|International Classification||A42B3/22, A61F9/06, A61F9/04|
|Cooperative Classification||A61F9/045, A42B3/225, A61F9/06, Y10T16/54038, Y10T403/32549, Y10T403/32614|
|European Classification||A61F9/06, A42B3/22C|
|Sep 17, 1999||AS||Assignment|
Owner name: MINE SAFETY APPLIANCES COMPANY, PENNSYLVANIA
Free format text: ASSIGNMENT OF ASSIGNORS INTEREST;ASSIGNORS:WISE, LAYTON A.;TOMLINSON, JAMES R.;REEL/FRAME:010240/0195;SIGNING DATES FROM 19990817 TO 19990823
|Sep 16, 2004||FPAY||Fee payment|
Year of fee payment: 4
|Aug 28, 2008||FPAY||Fee payment|
Year of fee payment: 8
|Dec 27, 2012||FPAY||Fee payment|

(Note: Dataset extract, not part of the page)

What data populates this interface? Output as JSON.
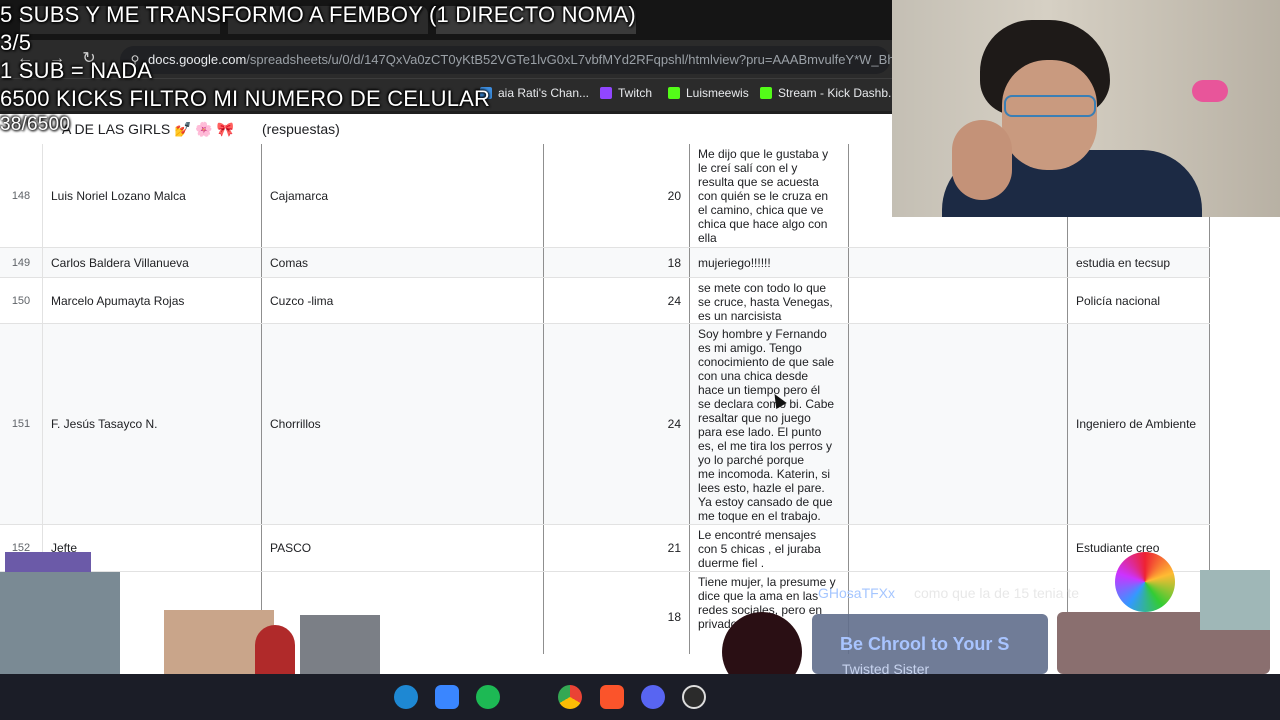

Year of fee payment: 12
|Mar 13, 2014||AS||Assignment|
Owner name: MINE SAFETY APPLIANCES COMPANY, LLC, PENNSYLVANIA
Free format text: MERGER;ASSIGNOR:MINE SAFETY APPLIANCES COMPANY;REEL/FRAME:032445/0190
Effective date: 20140307
Owner name: MSA TECHNOLOGY, LLC, PENNSYLVANIA
Free format text: ASSIGNMENT OF ASSIGNORS INTEREST;ASSIGNOR:MINE SAFETY APPLIANCES COMPANY, LLC;REEL/FRAME:032444/0471
Effective date: 20140307